Assignment: Where does the string "JSON" appear? Copy every line of the entries below that holds it.

Provided information:
■ ■ ■ ■

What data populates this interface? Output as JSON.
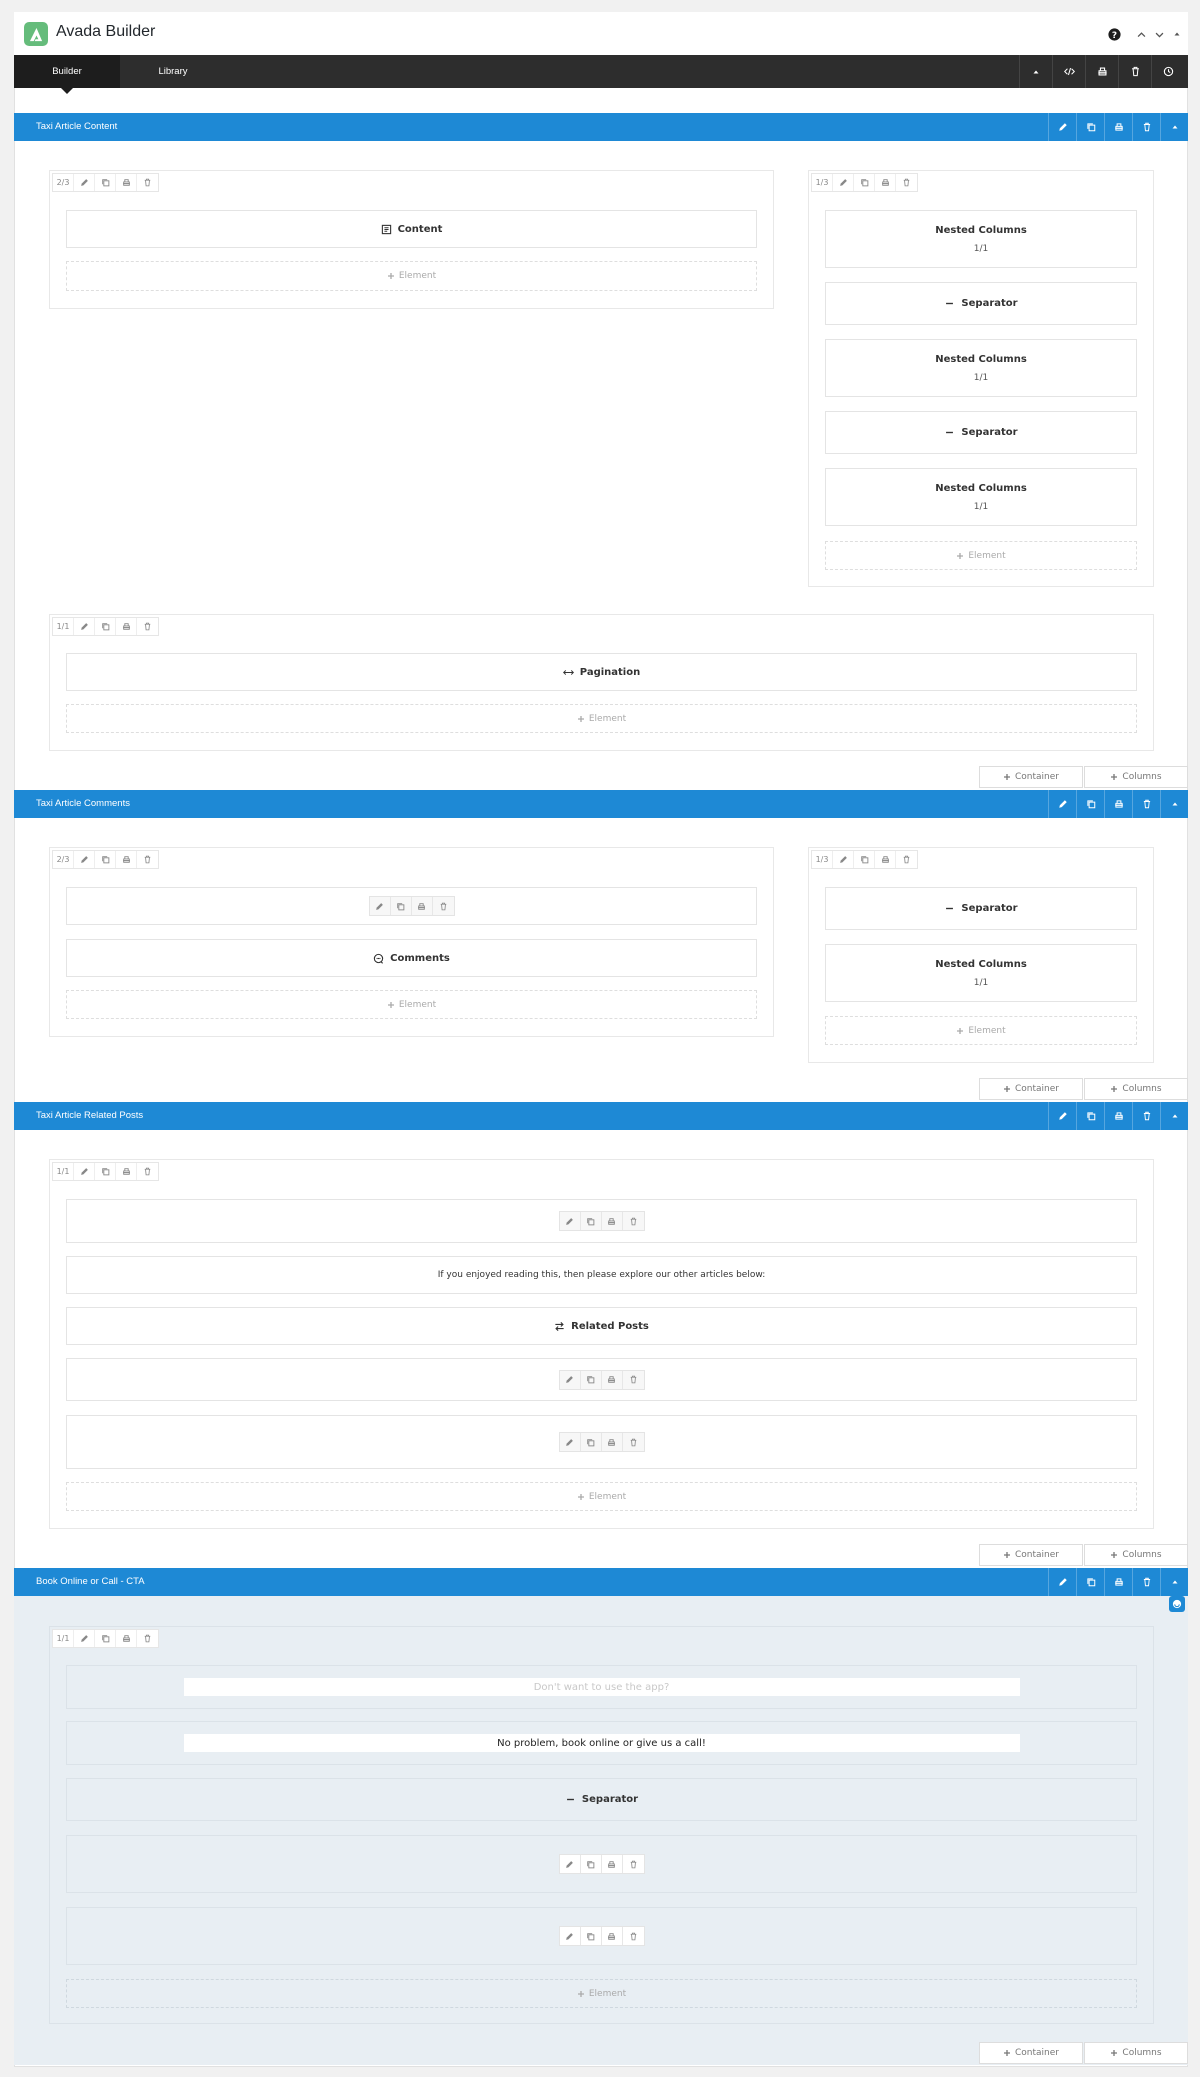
{
  "app": {
    "title": "Avada Builder"
  },
  "nav": {
    "tabs": [
      {
        "label": "Builder",
        "active": true
      },
      {
        "label": "Library",
        "active": false
      }
    ]
  },
  "colors": {
    "accent": "#1e89d5",
    "logo": "#65bc7b",
    "navbar": "#2d2d2d",
    "cta_background": "#e8eef3"
  },
  "common": {
    "add_element": "Element",
    "add_container": "Container",
    "add_columns": "Columns"
  },
  "containers": [
    {
      "title": "Taxi Article Content",
      "columns": [
        {
          "size": "2/3",
          "elements": [
            {
              "label": "Content",
              "icon": "content-icon"
            }
          ]
        },
        {
          "size": "1/3",
          "elements": [
            {
              "label": "Nested Columns",
              "sub": "1/1"
            },
            {
              "label": "Separator",
              "icon": "separator-icon"
            },
            {
              "label": "Nested Columns",
              "sub": "1/1"
            },
            {
              "label": "Separator",
              "icon": "separator-icon"
            },
            {
              "label": "Nested Columns",
              "sub": "1/1"
            }
          ]
        },
        {
          "size": "1/1",
          "elements": [
            {
              "label": "Pagination",
              "icon": "pagination-icon"
            }
          ]
        }
      ]
    },
    {
      "title": "Taxi Article Comments",
      "columns": [
        {
          "size": "2/3",
          "elements": [
            {
              "label": "",
              "type": "toolbar-only"
            },
            {
              "label": "Comments",
              "icon": "comments-icon"
            }
          ]
        },
        {
          "size": "1/3",
          "elements": [
            {
              "label": "Separator",
              "icon": "separator-icon"
            },
            {
              "label": "Nested Columns",
              "sub": "1/1"
            }
          ]
        }
      ]
    },
    {
      "title": "Taxi Article Related Posts",
      "columns": [
        {
          "size": "1/1",
          "elements": [
            {
              "label": "",
              "type": "toolbar-only"
            },
            {
              "label": "If you enjoyed reading this, then please explore our other articles below:",
              "type": "text"
            },
            {
              "label": "Related Posts",
              "icon": "related-posts-icon"
            },
            {
              "label": "",
              "type": "toolbar-only"
            },
            {
              "label": "",
              "type": "toolbar-only"
            }
          ]
        }
      ]
    },
    {
      "title": "Book Online or Call - CTA",
      "columns": [
        {
          "size": "1/1",
          "elements": [
            {
              "label": "Don't want to use the app?",
              "type": "faded-text"
            },
            {
              "label": "No problem, book online or give us a call!",
              "type": "text"
            },
            {
              "label": "Separator",
              "icon": "separator-icon"
            },
            {
              "label": "",
              "type": "toolbar-only"
            },
            {
              "label": "",
              "type": "toolbar-only"
            }
          ]
        }
      ]
    }
  ]
}
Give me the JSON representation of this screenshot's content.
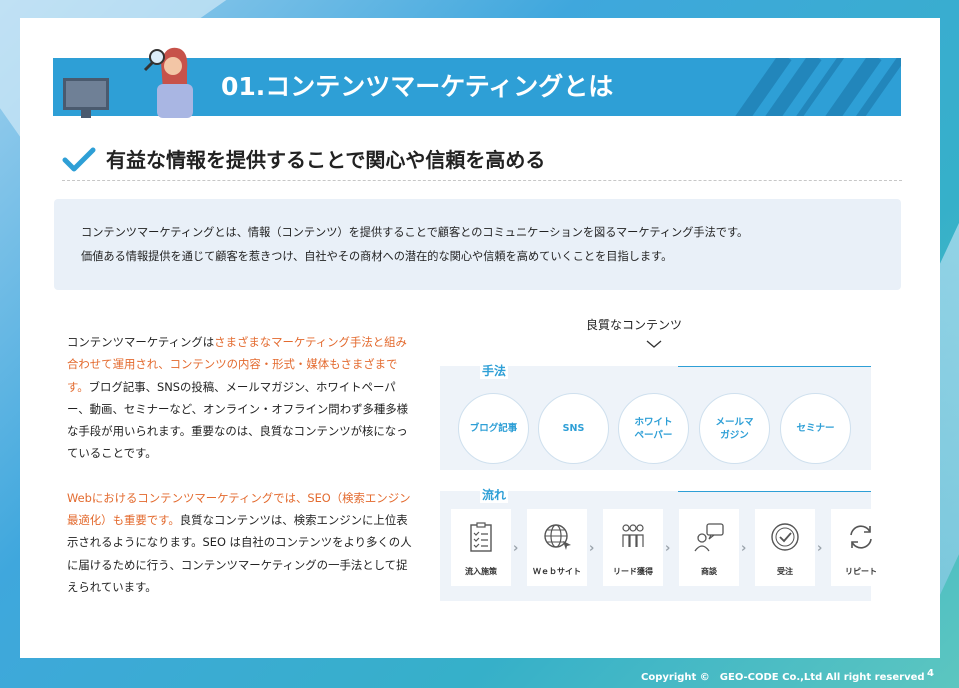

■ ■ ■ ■

Answer box:
What data populates this interface? Output as JSON.
Give me the JSON representation of this screenshot's content.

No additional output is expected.